The UK faces a critical skills challenge, as the forces of globalisation and technological innovation have changed the face of the modern jobs market.

We believe in

widening access to and participation in higher education, including at our world-leading universities

Changes are required to encourage our elite universities to increase the diversity of their student intakes.

We propose

a student premium for each student enrolled from a group that is under-represented at Britain's top universities

Traditional higher education is expensive, for individual students, their families, and the public purse. Increasing the variety of higher education options would help more people to access higher education to improve their skills and knowledge.

We support
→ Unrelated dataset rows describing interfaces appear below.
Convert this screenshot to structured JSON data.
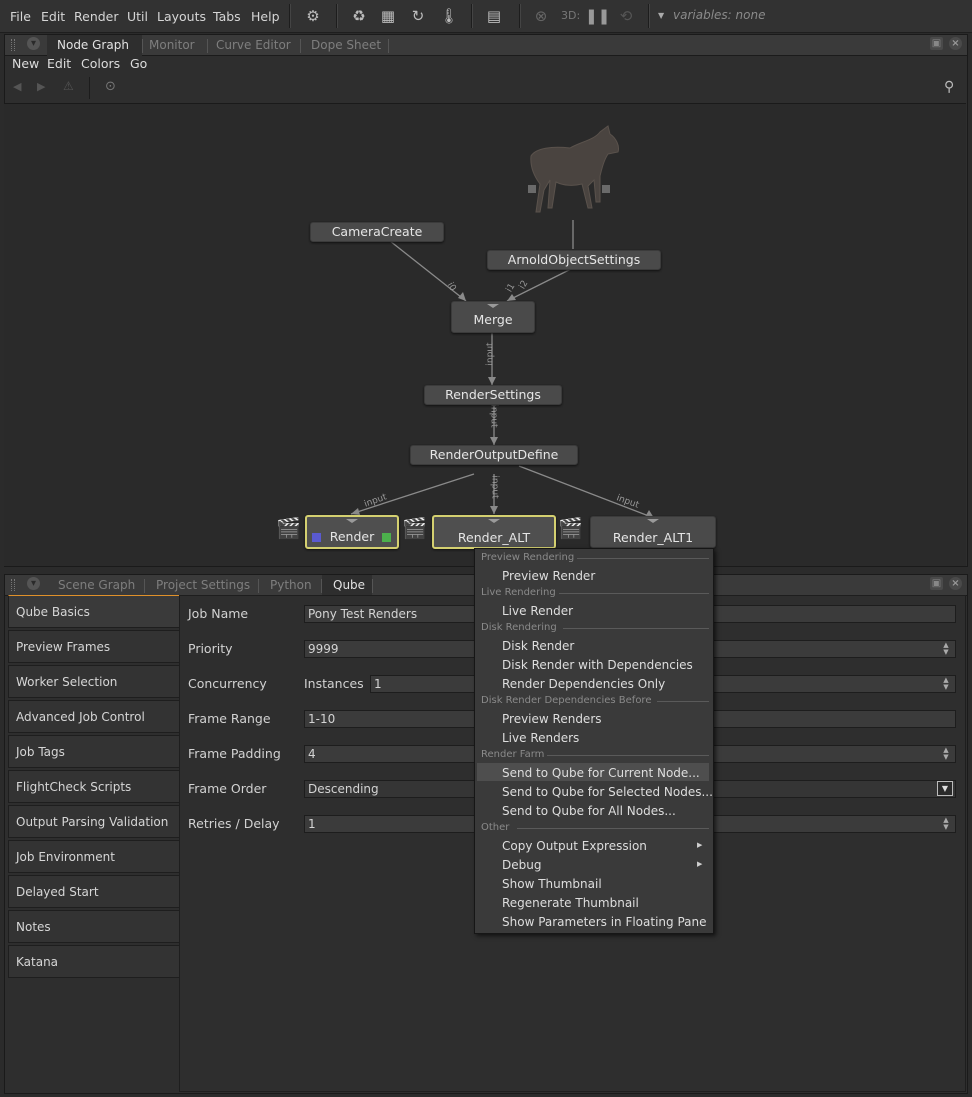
{
  "menubar": {
    "items": [
      "File",
      "Edit",
      "Render",
      "Util",
      "Layouts",
      "Tabs",
      "Help"
    ],
    "label_3d": "3D:",
    "variables": "variables: none"
  },
  "node_graph_panel": {
    "tabs": [
      "Node Graph",
      "Monitor",
      "Curve Editor",
      "Dope Sheet"
    ],
    "menu": [
      "New",
      "Edit",
      "Colors",
      "Go"
    ]
  },
  "graph": {
    "nodes": {
      "camera": "CameraCreate",
      "arnold": "ArnoldObjectSettings",
      "merge": "Merge",
      "render_settings": "RenderSettings",
      "output_define": "RenderOutputDefine",
      "render": "Render",
      "render_alt": "Render_ALT",
      "render_alt1": "Render_ALT1"
    },
    "ports": {
      "i0": "i0",
      "i1": "i1",
      "i2": "i2",
      "input_a": "input",
      "input_b": "input",
      "input_c": "input",
      "input_d": "input",
      "input_e": "input"
    }
  },
  "params_panel": {
    "tabs": [
      "Scene Graph",
      "Project Settings",
      "Python",
      "Qube"
    ],
    "sidebar": [
      "Qube Basics",
      "Preview Frames",
      "Worker Selection",
      "Advanced Job Control",
      "Job Tags",
      "FlightCheck Scripts",
      "Output Parsing Validation",
      "Job Environment",
      "Delayed Start",
      "Notes",
      "Katana"
    ],
    "fields": {
      "job_name": {
        "label": "Job Name",
        "value": "Pony Test Renders"
      },
      "priority": {
        "label": "Priority",
        "value": "9999"
      },
      "concurrency": {
        "label": "Concurrency",
        "sub_label": "Instances",
        "value": "1"
      },
      "frame_range": {
        "label": "Frame Range",
        "value": "1-10"
      },
      "frame_padding": {
        "label": "Frame Padding",
        "value": "4"
      },
      "frame_order": {
        "label": "Frame Order",
        "value": "Descending"
      },
      "retries": {
        "label": "Retries / Delay",
        "value": "1"
      }
    }
  },
  "context_menu": {
    "sections": {
      "preview": "Preview Rendering",
      "live": "Live Rendering",
      "disk": "Disk Rendering",
      "deps_before": "Disk Render Dependencies Before",
      "farm": "Render Farm",
      "other": "Other"
    },
    "items": {
      "preview_render": "Preview Render",
      "live_render": "Live Render",
      "disk_render": "Disk Render",
      "disk_render_deps": "Disk Render with Dependencies",
      "render_deps_only": "Render Dependencies Only",
      "preview_renders": "Preview Renders",
      "live_renders": "Live Renders",
      "send_current": "Send to Qube for Current Node...",
      "send_selected": "Send to Qube for Selected Nodes...",
      "send_all": "Send to Qube for All Nodes...",
      "copy_output": "Copy Output Expression",
      "debug": "Debug",
      "show_thumb": "Show Thumbnail",
      "regen_thumb": "Regenerate Thumbnail",
      "show_params": "Show Parameters in Floating Pane"
    }
  }
}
expanding the higher education market to provide more study options that are part-time, based in local areas and focused on vocational requirements

To help widen the range of options available, we support

bringing back polytechnics as high-quality, local training and education providers

Increasing variety also includes

encouraging the development of high-quality MOOCs (massive online open courses)

Maximising the potential of MOOCs to increase skills for lots of people means expanding their reach beyond traditional higher education subjects into further education and vocational areas.

READ MORE: A critical path: Securing the future of higher education in England

For many people, traditional higher education is not the right option, or not available. Unlike in the university system, there is no clear path provided for these people to make a successful transition from school to work.

Apprenticeships provide valuable on-the-job training and an important transition into work for younger people seeking vocational skills. But they are not well suited to developing older workers looking to climb the career ladder or change jobs.

We propose

apprenticeships should be reserved for young people under the age of 25

READ MORE: Rethinking apprenticeships

Too often, training services are not well matched to the demands of the job market, providing an oversupply of some skills and an undersupply of others. This is a waste of valuable resources and human potential. It also fails to support growth in the UK economy, by holding back innovation and productive improvements.

We believe

increasing the involvement of local employers and sector representatives is vital to improving the effectiveness and usefulness of further education and training

We propose

significant powers and funding for skills and active labour market programmes should be devolved to local authorities and their city-region partners

With these new powers and resources they could form partnerships between local skills providers and local businesses to enable new approaches to vocational training, apprenticeships, work experience and lifelong learning.

READ MORE: Northern Skills for National Prosperity

Back to top